- [GOAL OF THE EXERCISE] Repeat every entry exactly as given.

::: INPUT :::

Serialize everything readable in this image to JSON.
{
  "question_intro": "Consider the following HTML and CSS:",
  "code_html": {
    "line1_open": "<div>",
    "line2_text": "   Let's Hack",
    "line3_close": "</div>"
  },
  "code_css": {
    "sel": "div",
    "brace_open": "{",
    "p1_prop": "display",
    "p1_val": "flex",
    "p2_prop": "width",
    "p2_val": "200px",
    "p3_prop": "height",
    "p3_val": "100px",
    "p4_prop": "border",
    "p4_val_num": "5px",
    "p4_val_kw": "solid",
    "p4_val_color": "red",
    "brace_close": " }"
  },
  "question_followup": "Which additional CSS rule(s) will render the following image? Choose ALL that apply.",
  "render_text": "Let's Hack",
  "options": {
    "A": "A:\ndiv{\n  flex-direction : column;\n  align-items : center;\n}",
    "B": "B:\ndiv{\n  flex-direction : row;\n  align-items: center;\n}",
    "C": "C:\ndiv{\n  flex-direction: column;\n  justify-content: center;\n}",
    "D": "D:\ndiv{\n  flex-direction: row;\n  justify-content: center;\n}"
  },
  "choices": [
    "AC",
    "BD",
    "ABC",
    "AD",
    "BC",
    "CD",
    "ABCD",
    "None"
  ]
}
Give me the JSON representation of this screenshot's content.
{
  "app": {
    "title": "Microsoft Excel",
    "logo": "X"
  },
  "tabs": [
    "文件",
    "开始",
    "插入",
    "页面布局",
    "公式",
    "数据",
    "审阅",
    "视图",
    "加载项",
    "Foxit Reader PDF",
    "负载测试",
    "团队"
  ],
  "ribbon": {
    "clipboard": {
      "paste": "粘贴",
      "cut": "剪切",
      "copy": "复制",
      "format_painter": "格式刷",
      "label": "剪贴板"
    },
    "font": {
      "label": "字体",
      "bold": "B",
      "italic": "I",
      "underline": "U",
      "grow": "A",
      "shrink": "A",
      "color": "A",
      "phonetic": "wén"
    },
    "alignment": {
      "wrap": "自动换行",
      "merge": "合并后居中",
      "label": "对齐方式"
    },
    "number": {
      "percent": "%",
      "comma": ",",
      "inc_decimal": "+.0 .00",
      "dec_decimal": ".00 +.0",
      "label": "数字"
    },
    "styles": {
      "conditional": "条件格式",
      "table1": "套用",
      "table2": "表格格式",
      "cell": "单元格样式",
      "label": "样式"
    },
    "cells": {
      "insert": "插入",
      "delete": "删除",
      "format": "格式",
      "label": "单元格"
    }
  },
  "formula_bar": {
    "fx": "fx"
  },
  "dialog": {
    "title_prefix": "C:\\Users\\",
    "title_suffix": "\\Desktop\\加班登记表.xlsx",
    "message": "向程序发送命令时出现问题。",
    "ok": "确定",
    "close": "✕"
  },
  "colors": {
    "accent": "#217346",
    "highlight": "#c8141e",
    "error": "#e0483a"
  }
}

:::

- [TASK RESPONSE]
Serialize everything readable in this image to JSON.
{
  "question_intro": "Consider the following HTML and CSS:",
  "code_html": {
    "line1_open": "<div>",
    "line2_text": "   Let's Hack",
    "line3_close": "</div>"
  },
  "code_css": {
    "sel": "div",
    "brace_open": "{",
    "p1_prop": "display",
    "p1_val": "flex",
    "p2_prop": "width",
    "p2_val": "200px",
    "p3_prop": "height",
    "p3_val": "100px",
    "p4_prop": "border",
    "p4_val_num": "5px",
    "p4_val_kw": "solid",
    "p4_val_color": "red",
    "brace_close": " }"
  },
  "question_followup": "Which additional CSS rule(s) will render the following image? Choose ALL that apply.",
  "render_text": "Let's Hack",
  "options": {
    "A": "A:\ndiv{\n  flex-direction : column;\n  align-items : center;\n}",
    "B": "B:\ndiv{\n  flex-direction : row;\n  align-items: center;\n}",
    "C": "C:\ndiv{\n  flex-direction: column;\n  justify-content: center;\n}",
    "D": "D:\ndiv{\n  flex-direction: row;\n  justify-content: center;\n}"
  },
  "choices": [
    "AC",
    "BD",
    "ABC",
    "AD",
    "BC",
    "CD",
    "ABCD",
    "None"
  ]
}
Give me the JSON representation of this screenshot's content.
{
  "app": {
    "title": "Microsoft Excel",
    "logo": "X"
  },
  "tabs": [
    "文件",
    "开始",
    "插入",
    "页面布局",
    "公式",
    "数据",
    "审阅",
    "视图",
    "加载项",
    "Foxit Reader PDF",
    "负载测试",
    "团队"
  ],
  "ribbon": {
    "clipboard": {
      "paste": "粘贴",
      "cut": "剪切",
      "copy": "复制",
      "format_painter": "格式刷",
      "label": "剪贴板"
    },
    "font": {
      "label": "字体",
      "bold": "B",
      "italic": "I",
      "underline": "U",
      "grow": "A",
      "shrink": "A",
      "color": "A",
      "phonetic": "wén"
    },
    "alignment": {
      "wrap": "自动换行",
      "merge": "合并后居中",
      "label": "对齐方式"
    },
    "number": {
      "percent": "%",
      "comma": ",",
      "inc_decimal": "+.0 .00",
      "dec_decimal": ".00 +.0",
      "label": "数字"
    },
    "styles": {
      "conditional": "条件格式",
      "table1": "套用",
      "table2": "表格格式",
      "cell": "单元格样式",
      "label": "样式"
    },
    "cells": {
      "insert": "插入",
      "delete": "删除",
      "format": "格式",
      "label": "单元格"
    }
  },
  "formula_bar": {
    "fx": "fx"
  },
  "dialog": {
    "title_prefix": "C:\\Users\\",
    "title_suffix": "\\Desktop\\加班登记表.xlsx",
    "message": "向程序发送命令时出现问题。",
    "ok": "确定",
    "close": "✕"
  },
  "colors": {
    "accent": "#217346",
    "highlight": "#c8141e",
    "error": "#e0483a"
  }
}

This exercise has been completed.